What is Piracy?
Piracy is the unauthorized duplication of an original recording for commercial gain without the consent of the rights owner. The packaging of pirate copies is different from the original. Pirate copies are often compilations, such as the "greatest hits" of a specific artist, or a collection of a specific genre, such as dance tracks. The problem of piracy has arisen with the rapid advance of technology. New techniques of printing, recording and fixation of broadcast or recorded programmes have emerged, making it easy for the pirates to carry on their illegal activities. Piracy is an illegal and criminal activity. Who Suffers ?
Piracy costs the Music Industry and the Government millions of rupees each year. Not only does India rank among the top 10 countries affected by piracy, it loses an astounding sum of nearly Rs 450 crore (Rs 4.5 billion) to pirated music. Apart from adding nothing to the creative process, pirates evade payment of royalty, excise duty, sales tax and the promotion and publicity costs. CONSUMERS suffer when they discover that they have bought a poor quality product, and supported theft of intellectual property. Also due to poor quality of CDs, the CD player is also affected.

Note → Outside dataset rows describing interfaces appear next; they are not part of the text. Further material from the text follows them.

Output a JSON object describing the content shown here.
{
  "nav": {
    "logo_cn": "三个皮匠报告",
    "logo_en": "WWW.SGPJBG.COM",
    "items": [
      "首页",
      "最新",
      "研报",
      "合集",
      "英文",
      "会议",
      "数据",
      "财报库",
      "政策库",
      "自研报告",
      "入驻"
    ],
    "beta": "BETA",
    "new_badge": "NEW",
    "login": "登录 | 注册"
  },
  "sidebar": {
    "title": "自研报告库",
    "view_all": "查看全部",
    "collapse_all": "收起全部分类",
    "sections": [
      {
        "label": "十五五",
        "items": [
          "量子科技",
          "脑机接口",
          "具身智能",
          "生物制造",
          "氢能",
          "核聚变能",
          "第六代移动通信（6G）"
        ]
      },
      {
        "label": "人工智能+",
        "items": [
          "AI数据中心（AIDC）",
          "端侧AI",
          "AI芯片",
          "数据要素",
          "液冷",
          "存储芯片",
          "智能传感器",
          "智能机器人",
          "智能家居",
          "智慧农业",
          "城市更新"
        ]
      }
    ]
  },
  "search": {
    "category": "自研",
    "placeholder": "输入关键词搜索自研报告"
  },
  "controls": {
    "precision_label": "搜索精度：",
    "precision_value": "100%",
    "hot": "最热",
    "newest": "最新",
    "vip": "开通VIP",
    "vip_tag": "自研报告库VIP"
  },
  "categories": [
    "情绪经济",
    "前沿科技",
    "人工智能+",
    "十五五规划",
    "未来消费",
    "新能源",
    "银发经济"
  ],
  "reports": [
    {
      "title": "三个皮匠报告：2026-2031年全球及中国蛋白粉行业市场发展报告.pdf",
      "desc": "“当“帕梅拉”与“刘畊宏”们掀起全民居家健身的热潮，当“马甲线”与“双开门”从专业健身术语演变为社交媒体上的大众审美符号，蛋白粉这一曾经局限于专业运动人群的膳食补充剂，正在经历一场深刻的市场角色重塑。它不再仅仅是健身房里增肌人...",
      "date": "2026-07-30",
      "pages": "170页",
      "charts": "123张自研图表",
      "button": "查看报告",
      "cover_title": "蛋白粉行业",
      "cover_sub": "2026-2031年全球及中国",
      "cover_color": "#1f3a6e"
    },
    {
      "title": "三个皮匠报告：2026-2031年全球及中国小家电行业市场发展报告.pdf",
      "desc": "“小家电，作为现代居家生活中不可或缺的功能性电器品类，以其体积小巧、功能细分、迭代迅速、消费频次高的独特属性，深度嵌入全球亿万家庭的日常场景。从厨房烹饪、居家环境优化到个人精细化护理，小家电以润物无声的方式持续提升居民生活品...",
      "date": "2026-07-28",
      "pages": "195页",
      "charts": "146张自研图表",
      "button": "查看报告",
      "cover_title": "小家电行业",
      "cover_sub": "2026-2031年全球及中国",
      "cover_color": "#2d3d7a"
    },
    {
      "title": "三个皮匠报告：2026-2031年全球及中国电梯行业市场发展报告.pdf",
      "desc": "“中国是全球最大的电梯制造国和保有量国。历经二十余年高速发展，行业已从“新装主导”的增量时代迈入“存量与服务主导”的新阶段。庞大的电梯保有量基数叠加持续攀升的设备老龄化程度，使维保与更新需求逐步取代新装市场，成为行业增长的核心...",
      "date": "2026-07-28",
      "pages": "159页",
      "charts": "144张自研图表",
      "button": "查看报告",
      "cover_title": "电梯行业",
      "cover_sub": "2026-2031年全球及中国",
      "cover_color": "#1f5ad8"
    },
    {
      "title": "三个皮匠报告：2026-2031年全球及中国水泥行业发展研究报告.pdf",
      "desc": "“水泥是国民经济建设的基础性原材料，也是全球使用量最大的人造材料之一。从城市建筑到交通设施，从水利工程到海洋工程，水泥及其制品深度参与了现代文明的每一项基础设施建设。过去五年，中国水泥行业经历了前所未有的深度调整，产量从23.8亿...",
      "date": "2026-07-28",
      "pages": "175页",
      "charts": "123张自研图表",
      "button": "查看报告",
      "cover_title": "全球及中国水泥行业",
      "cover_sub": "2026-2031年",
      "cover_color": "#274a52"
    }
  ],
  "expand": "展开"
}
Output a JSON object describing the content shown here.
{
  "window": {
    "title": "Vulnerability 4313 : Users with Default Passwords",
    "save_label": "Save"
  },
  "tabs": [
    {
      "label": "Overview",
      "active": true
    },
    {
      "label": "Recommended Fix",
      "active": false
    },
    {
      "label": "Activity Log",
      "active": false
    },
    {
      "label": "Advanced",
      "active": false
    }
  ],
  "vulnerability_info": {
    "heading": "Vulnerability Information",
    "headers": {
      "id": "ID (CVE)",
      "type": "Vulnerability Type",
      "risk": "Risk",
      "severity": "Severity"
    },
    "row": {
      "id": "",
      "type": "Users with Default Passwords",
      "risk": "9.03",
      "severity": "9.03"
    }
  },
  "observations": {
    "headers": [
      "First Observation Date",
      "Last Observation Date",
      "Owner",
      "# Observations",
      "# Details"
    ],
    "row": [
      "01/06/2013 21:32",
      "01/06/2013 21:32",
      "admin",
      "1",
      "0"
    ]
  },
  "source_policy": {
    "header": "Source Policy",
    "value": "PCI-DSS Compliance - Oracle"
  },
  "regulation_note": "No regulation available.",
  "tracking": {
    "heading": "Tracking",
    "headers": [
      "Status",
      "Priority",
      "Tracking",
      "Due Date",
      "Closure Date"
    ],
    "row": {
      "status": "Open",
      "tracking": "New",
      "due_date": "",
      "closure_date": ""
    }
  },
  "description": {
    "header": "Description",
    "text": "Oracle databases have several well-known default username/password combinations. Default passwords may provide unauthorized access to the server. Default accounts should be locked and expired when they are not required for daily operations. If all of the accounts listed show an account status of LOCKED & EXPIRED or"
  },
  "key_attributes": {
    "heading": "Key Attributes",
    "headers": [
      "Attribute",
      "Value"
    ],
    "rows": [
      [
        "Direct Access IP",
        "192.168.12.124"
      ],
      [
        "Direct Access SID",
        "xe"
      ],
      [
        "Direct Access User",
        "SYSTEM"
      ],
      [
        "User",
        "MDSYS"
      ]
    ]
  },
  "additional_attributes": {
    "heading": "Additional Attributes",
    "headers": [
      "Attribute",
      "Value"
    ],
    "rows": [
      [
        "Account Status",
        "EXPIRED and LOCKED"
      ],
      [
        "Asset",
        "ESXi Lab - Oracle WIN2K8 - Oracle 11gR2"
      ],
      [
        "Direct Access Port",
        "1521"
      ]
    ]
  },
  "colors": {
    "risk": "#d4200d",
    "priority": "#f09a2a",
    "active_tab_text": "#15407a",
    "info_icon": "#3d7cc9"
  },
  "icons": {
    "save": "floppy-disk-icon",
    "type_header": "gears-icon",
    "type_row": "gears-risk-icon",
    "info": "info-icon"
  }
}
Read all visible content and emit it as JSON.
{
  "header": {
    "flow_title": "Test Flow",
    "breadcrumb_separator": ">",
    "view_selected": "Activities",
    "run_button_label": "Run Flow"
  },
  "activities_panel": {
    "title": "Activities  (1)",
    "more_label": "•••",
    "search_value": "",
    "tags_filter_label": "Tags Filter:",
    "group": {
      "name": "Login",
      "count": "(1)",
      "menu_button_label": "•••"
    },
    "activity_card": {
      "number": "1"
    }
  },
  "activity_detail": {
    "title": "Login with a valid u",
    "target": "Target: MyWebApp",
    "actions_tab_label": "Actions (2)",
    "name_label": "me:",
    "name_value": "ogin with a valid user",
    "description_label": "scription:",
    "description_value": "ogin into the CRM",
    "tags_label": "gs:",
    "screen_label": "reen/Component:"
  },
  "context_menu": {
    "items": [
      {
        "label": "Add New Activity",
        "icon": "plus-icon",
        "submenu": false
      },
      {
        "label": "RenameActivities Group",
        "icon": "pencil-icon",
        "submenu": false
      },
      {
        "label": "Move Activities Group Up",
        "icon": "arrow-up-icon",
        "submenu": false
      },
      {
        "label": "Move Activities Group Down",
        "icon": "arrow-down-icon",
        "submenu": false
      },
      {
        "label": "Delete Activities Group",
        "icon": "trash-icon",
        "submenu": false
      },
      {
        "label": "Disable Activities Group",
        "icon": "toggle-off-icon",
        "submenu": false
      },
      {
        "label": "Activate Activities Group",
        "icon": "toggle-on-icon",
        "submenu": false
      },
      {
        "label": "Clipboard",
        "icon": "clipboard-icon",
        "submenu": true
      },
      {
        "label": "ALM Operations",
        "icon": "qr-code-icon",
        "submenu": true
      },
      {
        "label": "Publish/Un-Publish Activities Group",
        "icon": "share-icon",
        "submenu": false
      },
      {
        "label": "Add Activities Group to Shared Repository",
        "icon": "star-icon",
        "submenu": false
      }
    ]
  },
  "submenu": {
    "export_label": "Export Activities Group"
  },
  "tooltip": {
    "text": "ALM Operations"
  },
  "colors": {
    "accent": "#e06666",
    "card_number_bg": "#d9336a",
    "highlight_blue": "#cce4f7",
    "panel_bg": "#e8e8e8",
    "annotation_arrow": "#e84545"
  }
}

ARTISTS and other right holders suffer since pirate recordings do not earn them any royalties. When revenue from top selling hits is lost to piracy, companies cannot afford to invest in specialist areas and offer consumers a wider selection of music.
GOVERNMENT suffers as pirates do not pay taxes. It is estimated that piracy results in loss to the exchequer to the tune of some Rs. 190 millions in Sales Tax, Excise duty and Income Tax, in 1997.
PIRATES alone gain. When a pirated copy is sold, money goes to criminals, not to the artists, other right owners, Music Companies or the Government. Piracy in films occurs under the following Circumstances
Illegally shown on Cable